## ENTRIES SHOWN
----------

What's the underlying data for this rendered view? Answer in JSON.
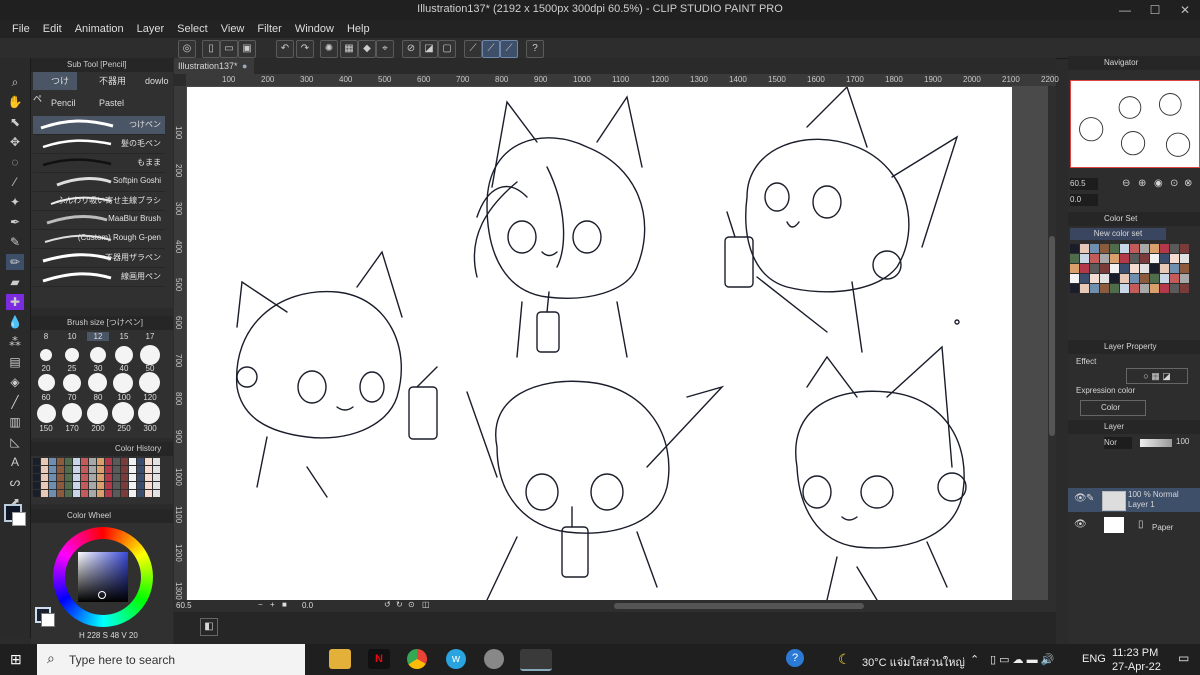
{
  "window": {
    "title": "Illustration137* (2192 x 1500px 300dpi 60.5%)  - CLIP STUDIO PAINT PRO",
    "controls": [
      "—",
      "☐",
      "✕"
    ]
  },
  "menu": [
    "File",
    "Edit",
    "Animation",
    "Layer",
    "Select",
    "View",
    "Filter",
    "Window",
    "Help"
  ],
  "subtool": {
    "header": "Sub Tool [Pencil]",
    "tabs": [
      "つけペ",
      "不器用",
      "dowlo",
      "Pencil",
      "Pastel"
    ],
    "brushes": [
      "つけペン",
      "髪の毛ペン",
      "もまま",
      "Softpin Goshi",
      "ふんわり吸い寄せ主線ブラシ",
      "MaaBlur Brush",
      "(Custom) Rough G-pen",
      "不器用ザラペン",
      "線画用ペン"
    ]
  },
  "brush_size": {
    "header": "Brush size [つけペン]",
    "sizes": [
      "8",
      "10",
      "12",
      "15",
      "17",
      "20",
      "25",
      "30",
      "40",
      "50",
      "60",
      "70",
      "80",
      "100",
      "120",
      "150",
      "170",
      "200",
      "250",
      "300"
    ]
  },
  "color_history": {
    "header": "Color History"
  },
  "color_wheel": {
    "header": "Color Wheel",
    "h": "228",
    "s": "48",
    "v": "20",
    "h_label": "H",
    "s_label": "S",
    "v_label": "V"
  },
  "document": {
    "tab": "Illustration137*"
  },
  "ruler_h": [
    "100",
    "200",
    "300",
    "400",
    "500",
    "600",
    "700",
    "800",
    "900",
    "1000",
    "1100",
    "1200",
    "1300",
    "1400",
    "1500",
    "1600",
    "1700",
    "1800",
    "1900",
    "2000",
    "2100",
    "2200"
  ],
  "ruler_v": [
    "100",
    "200",
    "300",
    "400",
    "500",
    "600",
    "700",
    "800",
    "900",
    "1000",
    "1100",
    "1200",
    "1300"
  ],
  "status": {
    "zoom": "60.5",
    "angle": "0.0"
  },
  "navigator": {
    "header": "Navigator",
    "zoom": "60.5",
    "rotate": "0.0"
  },
  "color_set": {
    "header": "Color Set",
    "name": "New color set"
  },
  "layer_property": {
    "header": "Layer Property",
    "effect_label": "Effect",
    "expression_label": "Expression color",
    "expression_value": "Color"
  },
  "layers": {
    "header": "Layer",
    "blend": "Nor",
    "opacity": "100",
    "items": [
      {
        "line1": "100 % Normal",
        "line2": "Layer 1"
      },
      {
        "line1": "",
        "line2": "Paper"
      }
    ]
  },
  "taskbar": {
    "search_placeholder": "Type here to search",
    "weather": "30°C  แจ่มใสส่วนใหญ่",
    "lang": "ENG",
    "time": "11:23 PM",
    "date": "27-Apr-22"
  },
  "colors": {
    "accent": "#3e4f6a",
    "canvas": "#ffffff",
    "taskbar": "#1f1f1f"
  }
}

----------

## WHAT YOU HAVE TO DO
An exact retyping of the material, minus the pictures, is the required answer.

## ANSWER BOX
What's the underlying data for this rendered view? Answer in JSON.
{
  "window": {
    "title": "Illustration137* (2192 x 1500px 300dpi 60.5%)  - CLIP STUDIO PAINT PRO",
    "controls": [
      "—",
      "☐",
      "✕"
    ]
  },
  "menu": [
    "File",
    "Edit",
    "Animation",
    "Layer",
    "Select",
    "View",
    "Filter",
    "Window",
    "Help"
  ],
  "subtool": {
    "header": "Sub Tool [Pencil]",
    "tabs": [
      "つけペ",
      "不器用",
      "dowlo",
      "Pencil",
      "Pastel"
    ],
    "brushes": [
      "つけペン",
      "髪の毛ペン",
      "もまま",
      "Softpin Goshi",
      "ふんわり吸い寄せ主線ブラシ",
      "MaaBlur Brush",
      "(Custom) Rough G-pen",
      "不器用ザラペン",
      "線画用ペン"
    ]
  },
  "brush_size": {
    "header": "Brush size [つけペン]",
    "sizes": [
      "8",
      "10",
      "12",
      "15",
      "17",
      "20",
      "25",
      "30",
      "40",
      "50",
      "60",
      "70",
      "80",
      "100",
      "120",
      "150",
      "170",
      "200",
      "250",
      "300"
    ]
  },
  "color_history": {
    "header": "Color History"
  },
  "color_wheel": {
    "header": "Color Wheel",
    "h": "228",
    "s": "48",
    "v": "20",
    "h_label": "H",
    "s_label": "S",
    "v_label": "V"
  },
  "document": {
    "tab": "Illustration137*"
  },
  "ruler_h": [
    "100",
    "200",
    "300",
    "400",
    "500",
    "600",
    "700",
    "800",
    "900",
    "1000",
    "1100",
    "1200",
    "1300",
    "1400",
    "1500",
    "1600",
    "1700",
    "1800",
    "1900",
    "2000",
    "2100",
    "2200"
  ],
  "ruler_v": [
    "100",
    "200",
    "300",
    "400",
    "500",
    "600",
    "700",
    "800",
    "900",
    "1000",
    "1100",
    "1200",
    "1300"
  ],
  "status": {
    "zoom": "60.5",
    "angle": "0.0"
  },
  "navigator": {
    "header": "Navigator",
    "zoom": "60.5",
    "rotate": "0.0"
  },
  "color_set": {
    "header": "Color Set",
    "name": "New color set"
  },
  "layer_property": {
    "header": "Layer Property",
    "effect_label": "Effect",
    "expression_label": "Expression color",
    "expression_value": "Color"
  },
  "layers": {
    "header": "Layer",
    "blend": "Nor",
    "opacity": "100",
    "items": [
      {
        "line1": "100 % Normal",
        "line2": "Layer 1"
      },
      {
        "line1": "",
        "line2": "Paper"
      }
    ]
  },
  "taskbar": {
    "search_placeholder": "Type here to search",
    "weather": "30°C  แจ่มใสส่วนใหญ่",
    "lang": "ENG",
    "time": "11:23 PM",
    "date": "27-Apr-22"
  },
  "colors": {
    "accent": "#3e4f6a",
    "canvas": "#ffffff",
    "taskbar": "#1f1f1f"
  }
}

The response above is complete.